● **WHAT IS NEEDED**
The required result is every line of the records that includes "cheese".

——————

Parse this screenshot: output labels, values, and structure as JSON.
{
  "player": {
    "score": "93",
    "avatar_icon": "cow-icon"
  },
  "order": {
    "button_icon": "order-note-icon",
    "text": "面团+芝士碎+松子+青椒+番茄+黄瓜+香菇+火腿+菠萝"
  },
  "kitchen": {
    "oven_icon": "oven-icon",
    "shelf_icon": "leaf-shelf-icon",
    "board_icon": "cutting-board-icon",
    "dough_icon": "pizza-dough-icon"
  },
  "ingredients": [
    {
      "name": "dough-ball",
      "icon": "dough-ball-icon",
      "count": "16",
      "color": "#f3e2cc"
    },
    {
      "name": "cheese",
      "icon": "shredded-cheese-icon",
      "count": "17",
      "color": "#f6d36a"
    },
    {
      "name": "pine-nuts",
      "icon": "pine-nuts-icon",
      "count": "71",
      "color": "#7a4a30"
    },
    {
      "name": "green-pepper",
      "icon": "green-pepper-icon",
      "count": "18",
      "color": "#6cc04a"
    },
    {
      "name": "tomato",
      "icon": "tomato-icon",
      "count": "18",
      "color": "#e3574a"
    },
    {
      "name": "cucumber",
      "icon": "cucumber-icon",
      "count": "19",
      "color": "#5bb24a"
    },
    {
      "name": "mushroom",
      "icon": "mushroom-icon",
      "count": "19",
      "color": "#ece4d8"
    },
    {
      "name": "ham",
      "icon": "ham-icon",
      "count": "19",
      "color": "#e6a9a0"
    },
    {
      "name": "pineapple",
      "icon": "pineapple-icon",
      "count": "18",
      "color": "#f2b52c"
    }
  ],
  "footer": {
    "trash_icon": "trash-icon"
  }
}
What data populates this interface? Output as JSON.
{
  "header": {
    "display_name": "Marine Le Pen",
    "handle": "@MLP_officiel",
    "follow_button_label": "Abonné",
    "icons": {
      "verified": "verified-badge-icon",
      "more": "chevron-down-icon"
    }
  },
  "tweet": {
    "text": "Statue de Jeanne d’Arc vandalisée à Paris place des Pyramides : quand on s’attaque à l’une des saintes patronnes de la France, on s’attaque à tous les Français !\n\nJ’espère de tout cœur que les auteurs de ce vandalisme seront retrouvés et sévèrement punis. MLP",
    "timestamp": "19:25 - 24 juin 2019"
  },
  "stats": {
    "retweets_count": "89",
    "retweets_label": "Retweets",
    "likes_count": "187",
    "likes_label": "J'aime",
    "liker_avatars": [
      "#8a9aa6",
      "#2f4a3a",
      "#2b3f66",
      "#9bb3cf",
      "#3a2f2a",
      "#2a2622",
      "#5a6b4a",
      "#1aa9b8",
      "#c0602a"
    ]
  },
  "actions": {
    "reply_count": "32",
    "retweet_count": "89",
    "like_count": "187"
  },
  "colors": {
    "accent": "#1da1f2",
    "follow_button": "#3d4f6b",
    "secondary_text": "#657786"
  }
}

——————

● **EXERCISE OUTPUT**
      "name": "cheese",
      "icon": "shredded-cheese-icon",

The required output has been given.